The new public health center offers free vaccinations along with testing and treatment for tuberculosis or sexually transmitted diseases. LA County’s public health director Jonathan Fielding says it’s a long time coming.
“The first time in 35 years or more that we have a new public health clinic. And it’s really fitting that it’s in South LA where we have the highest burden of preventable disease. Of heart disease, high blood pressure, diabetes, high cholesterol, respiratory disease," he said.
Why has it been so long?
"Well, because it’s not been easy to come up with new money for capital projects. The county’s been strapped. We were fortunate to get this and get it done quickly. This was all done in 16 months," he said.
In the next 16 months or so, a revived Martin Luther King hospital is expected to open with 120 beds. An out-patient facility will complete the project. It comes four years after LA County shut down King-Drew Medical Center following long-standing allegations of mismanagement and patient neglect. The old hospital opened to great fanfare as a symbol of hope after the Watts riots in 1965. It stands as an outpatient clinic today.
Robert Ross, executive director of the California Endowment, points to some of that history in explaining the significance of today’s opening.
“This is an extraordinary event for South Los Angeles. This is a community that has historically been at wrong end of social justice and health justice and health equity for many decades," he said. "And this particular facility is going to advance prevention and public health and wellness to the community. It’s a state of the art cutting edge facility and it's just extraordinary that it's happening.”

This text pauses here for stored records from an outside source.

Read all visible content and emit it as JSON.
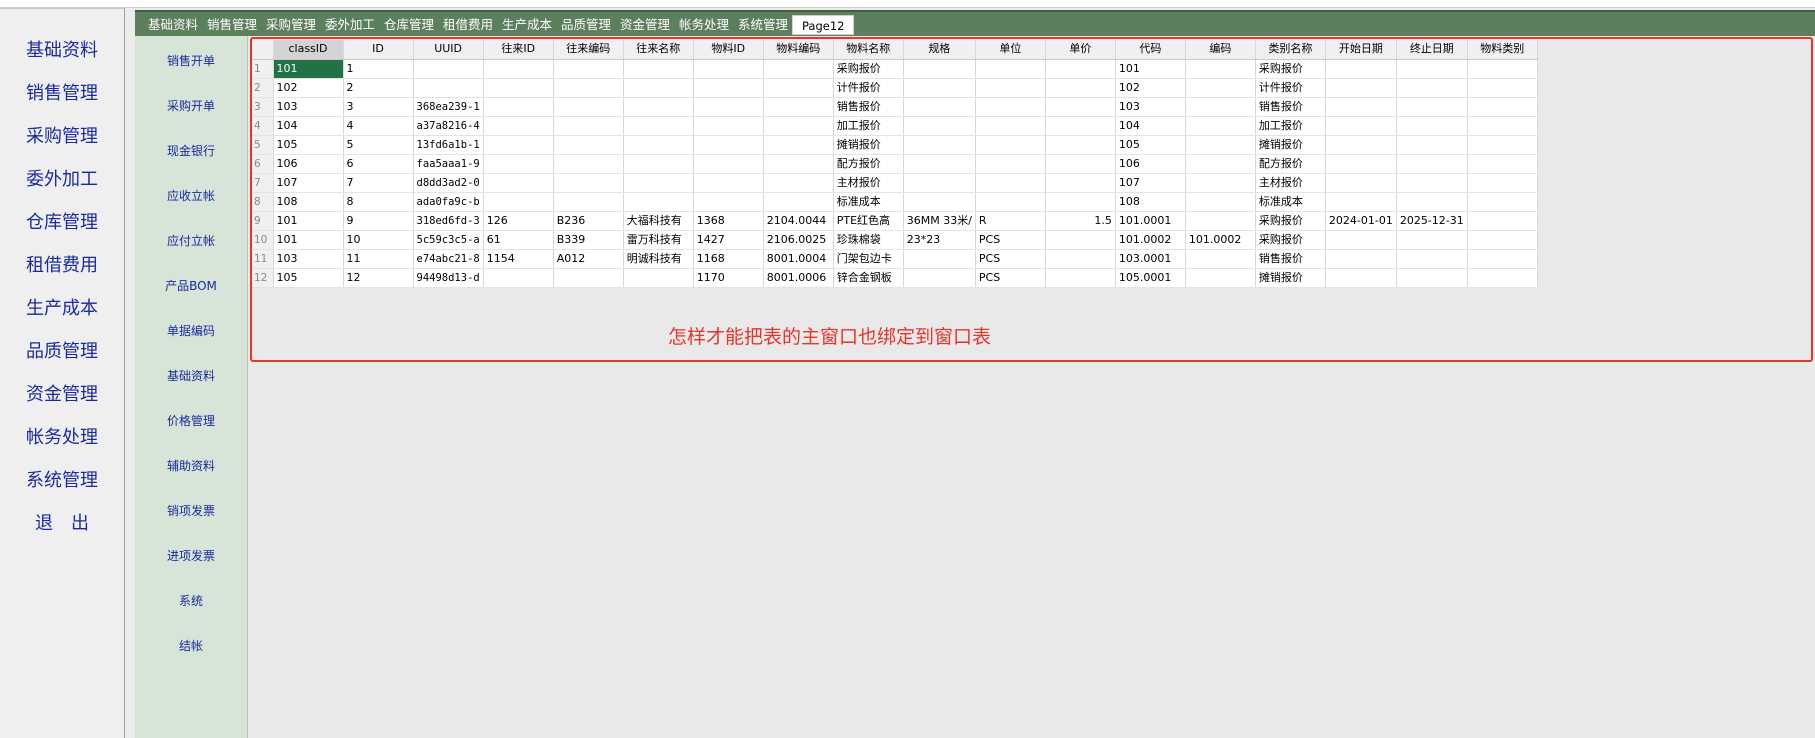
{
  "left_nav": [
    "基础资料",
    "销售管理",
    "采购管理",
    "委外加工",
    "仓库管理",
    "租借费用",
    "生产成本",
    "品质管理",
    "资金管理",
    "帐务处理",
    "系统管理",
    "退　出"
  ],
  "tabs": [
    "基础资料",
    "销售管理",
    "采购管理",
    "委外加工",
    "仓库管理",
    "租借费用",
    "生产成本",
    "品质管理",
    "资金管理",
    "帐务处理",
    "系统管理",
    "Page12"
  ],
  "active_tab": "Page12",
  "sub_nav": [
    "销售开单",
    "采购开单",
    "现金银行",
    "应收立帐",
    "应付立帐",
    "产品BOM",
    "单据编码",
    "基础资料",
    "价格管理",
    "辅助资料",
    "销项发票",
    "进项发票",
    "系统",
    "结帐"
  ],
  "grid": {
    "columns": [
      "classID",
      "ID",
      "UUID",
      "往来ID",
      "往来编码",
      "往来名称",
      "物料ID",
      "物料编码",
      "物料名称",
      "规格",
      "单位",
      "单价",
      "代码",
      "编码",
      "类别名称",
      "开始日期",
      "终止日期",
      "物料类别"
    ],
    "rows": [
      [
        "101",
        "1",
        "",
        "",
        "",
        "",
        "",
        "",
        "采购报价",
        "",
        "",
        "",
        "101",
        "",
        "采购报价",
        "",
        "",
        ""
      ],
      [
        "102",
        "2",
        "",
        "",
        "",
        "",
        "",
        "",
        "计件报价",
        "",
        "",
        "",
        "102",
        "",
        "计件报价",
        "",
        "",
        ""
      ],
      [
        "103",
        "3",
        "368ea239-1",
        "",
        "",
        "",
        "",
        "",
        "销售报价",
        "",
        "",
        "",
        "103",
        "",
        "销售报价",
        "",
        "",
        ""
      ],
      [
        "104",
        "4",
        "a37a8216-4",
        "",
        "",
        "",
        "",
        "",
        "加工报价",
        "",
        "",
        "",
        "104",
        "",
        "加工报价",
        "",
        "",
        ""
      ],
      [
        "105",
        "5",
        "13fd6a1b-1",
        "",
        "",
        "",
        "",
        "",
        "摊销报价",
        "",
        "",
        "",
        "105",
        "",
        "摊销报价",
        "",
        "",
        ""
      ],
      [
        "106",
        "6",
        "faa5aaa1-9",
        "",
        "",
        "",
        "",
        "",
        "配方报价",
        "",
        "",
        "",
        "106",
        "",
        "配方报价",
        "",
        "",
        ""
      ],
      [
        "107",
        "7",
        "d8dd3ad2-0",
        "",
        "",
        "",
        "",
        "",
        "主材报价",
        "",
        "",
        "",
        "107",
        "",
        "主材报价",
        "",
        "",
        ""
      ],
      [
        "108",
        "8",
        "ada0fa9c-b",
        "",
        "",
        "",
        "",
        "",
        "标准成本",
        "",
        "",
        "",
        "108",
        "",
        "标准成本",
        "",
        "",
        ""
      ],
      [
        "101",
        "9",
        "318ed6fd-3",
        "126",
        "B236",
        "大福科技有",
        "1368",
        "2104.0044",
        "PTE红色高",
        "36MM 33米/",
        "R",
        "1.5",
        "101.0001",
        "",
        "采购报价",
        "2024-01-01",
        "2025-12-31",
        ""
      ],
      [
        "101",
        "10",
        "5c59c3c5-a",
        "61",
        "B339",
        "雷万科技有",
        "1427",
        "2106.0025",
        "珍珠棉袋",
        "23*23",
        "PCS",
        "",
        "101.0002",
        "101.0002",
        "采购报价",
        "",
        "",
        ""
      ],
      [
        "103",
        "11",
        "e74abc21-8",
        "1154",
        "A012",
        "明诚科技有",
        "1168",
        "8001.0004",
        "门架包边卡",
        "",
        "PCS",
        "",
        "103.0001",
        "",
        "销售报价",
        "",
        "",
        ""
      ],
      [
        "105",
        "12",
        "94498d13-d",
        "",
        "",
        "",
        "1170",
        "8001.0006",
        "锌合金钢板",
        "",
        "PCS",
        "",
        "105.0001",
        "",
        "摊销报价",
        "",
        "",
        ""
      ]
    ]
  },
  "annotation_text": "怎样才能把表的主窗口也绑定到窗口表",
  "colors": {
    "tab_bar": "#5c7f5e",
    "sub_nav": "#d7e4d8",
    "nav_text": "#1a2aa0",
    "selected_cell": "#217346",
    "annotation": "#e8342b"
  }
}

Next week, the LA County Board of Supervisors is expected to vote on construction plans for Phase Two, the opening of the new hospital in 2013.